Can I go talk to a army recruiter at 14 years old.

Asked Broken Arrow, Oklahoma

I have a ton of questions to ask about the army to a recruiter. I want to talk to someone about it before high school before I really make it my goal. I want to have a plan before going into a journey that half way through the starting process decide it’s not for me. I really want to talk to a recruiter but is 8th grade and 14 years old to young? Will they give me a chance? #military #future #onestepahead #army #recruiter #armyrecruiter

2 answers

Kim’s Answer

Updated San Antonio, Texas

You are wise to think ahead. I don't know if they will talk to you unless you bring a parent with you. You are young, but since you are thinking about this, I want to remind you that recruiters are sales people. They are trained to tell you what you want to hear, to a degree. As an example, when my brother enlisted in the Navy, his test scores were one or two points too low to get into computers. They told him, "don't worry about that, they will waive it when you get to Florida." So he went in under some general category -with no promised position at all. He spent two years scraping paint and stuff like that. So, you need to be careful. Even if you have a promised position, things can change,

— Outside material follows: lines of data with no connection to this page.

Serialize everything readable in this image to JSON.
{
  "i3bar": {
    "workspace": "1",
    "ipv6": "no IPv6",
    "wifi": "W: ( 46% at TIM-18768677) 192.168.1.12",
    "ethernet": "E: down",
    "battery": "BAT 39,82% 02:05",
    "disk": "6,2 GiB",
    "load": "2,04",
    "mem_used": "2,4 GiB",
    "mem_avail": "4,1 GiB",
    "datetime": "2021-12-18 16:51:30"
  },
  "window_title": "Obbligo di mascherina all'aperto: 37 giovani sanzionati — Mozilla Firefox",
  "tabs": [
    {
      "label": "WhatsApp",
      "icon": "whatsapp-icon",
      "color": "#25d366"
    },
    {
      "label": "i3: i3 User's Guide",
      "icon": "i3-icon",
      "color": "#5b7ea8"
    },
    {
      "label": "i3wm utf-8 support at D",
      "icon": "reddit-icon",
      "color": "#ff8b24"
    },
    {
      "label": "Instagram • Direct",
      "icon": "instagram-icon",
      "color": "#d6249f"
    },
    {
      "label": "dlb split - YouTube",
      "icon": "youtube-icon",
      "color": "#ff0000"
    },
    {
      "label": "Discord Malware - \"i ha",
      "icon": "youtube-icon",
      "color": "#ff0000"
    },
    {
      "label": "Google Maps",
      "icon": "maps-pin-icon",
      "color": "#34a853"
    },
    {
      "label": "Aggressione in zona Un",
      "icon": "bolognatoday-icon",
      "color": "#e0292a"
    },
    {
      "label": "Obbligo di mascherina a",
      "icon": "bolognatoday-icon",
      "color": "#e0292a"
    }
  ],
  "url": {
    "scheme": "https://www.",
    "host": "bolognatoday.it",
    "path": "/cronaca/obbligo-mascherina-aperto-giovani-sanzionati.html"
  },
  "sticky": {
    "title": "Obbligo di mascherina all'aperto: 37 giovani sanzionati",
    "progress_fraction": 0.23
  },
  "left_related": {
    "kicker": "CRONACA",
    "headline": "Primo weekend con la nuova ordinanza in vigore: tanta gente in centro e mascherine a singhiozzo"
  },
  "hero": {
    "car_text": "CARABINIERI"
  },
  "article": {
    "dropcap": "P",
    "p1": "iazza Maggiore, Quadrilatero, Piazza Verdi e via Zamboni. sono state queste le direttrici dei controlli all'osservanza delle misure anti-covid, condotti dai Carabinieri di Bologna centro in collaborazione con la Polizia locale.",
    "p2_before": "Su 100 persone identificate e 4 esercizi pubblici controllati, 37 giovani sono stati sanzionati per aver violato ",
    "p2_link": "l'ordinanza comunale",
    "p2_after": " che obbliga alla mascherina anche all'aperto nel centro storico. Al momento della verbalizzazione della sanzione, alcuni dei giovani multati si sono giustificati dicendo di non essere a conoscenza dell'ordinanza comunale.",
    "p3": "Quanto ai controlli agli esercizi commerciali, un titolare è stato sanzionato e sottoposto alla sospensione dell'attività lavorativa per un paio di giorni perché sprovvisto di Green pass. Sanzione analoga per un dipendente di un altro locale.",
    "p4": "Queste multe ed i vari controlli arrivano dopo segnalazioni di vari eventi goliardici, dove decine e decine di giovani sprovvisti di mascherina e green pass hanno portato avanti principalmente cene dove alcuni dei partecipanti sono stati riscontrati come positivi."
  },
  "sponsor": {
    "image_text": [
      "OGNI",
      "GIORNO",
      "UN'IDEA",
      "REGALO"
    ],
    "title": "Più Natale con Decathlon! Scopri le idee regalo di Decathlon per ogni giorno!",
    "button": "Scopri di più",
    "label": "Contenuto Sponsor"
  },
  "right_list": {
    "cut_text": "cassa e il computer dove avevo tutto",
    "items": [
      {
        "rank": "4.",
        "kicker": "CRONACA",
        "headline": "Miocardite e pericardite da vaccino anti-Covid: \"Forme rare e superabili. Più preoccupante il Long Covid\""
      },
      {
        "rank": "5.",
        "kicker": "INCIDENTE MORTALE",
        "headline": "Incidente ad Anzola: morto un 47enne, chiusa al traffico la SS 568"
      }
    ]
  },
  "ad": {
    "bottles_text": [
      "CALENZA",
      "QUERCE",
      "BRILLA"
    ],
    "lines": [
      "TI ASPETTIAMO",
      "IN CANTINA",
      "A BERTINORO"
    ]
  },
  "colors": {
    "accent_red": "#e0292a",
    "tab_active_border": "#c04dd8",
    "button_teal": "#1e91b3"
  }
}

All of that being said, the military gives you a great chance for top notch training, along with formal education, plus travel. It instills a sense of leadership that is lacking in many young people. Unless you make it a career, it's only for a few years.


I recommend you call the recruiter and see what their policy is about talking to people your age. You never know unless you try!


Kim



Jacob’s Answer

Updated Cleveland, Ohio

Hi, Ava,


While it is good that you are so enthusiastic gathering information, I'd recommend waiting a couple of years before you actually talk to a recruiter. Do some more research on your own - talk to people who have actually served (like me) and, if you are still interested after a couple of years of doing fact finding, then consider talking to a recruiter. Again, you don't need all of the answers now. Take a step back and keep an open mind.


Don't hesitate to reach out if you have more questions.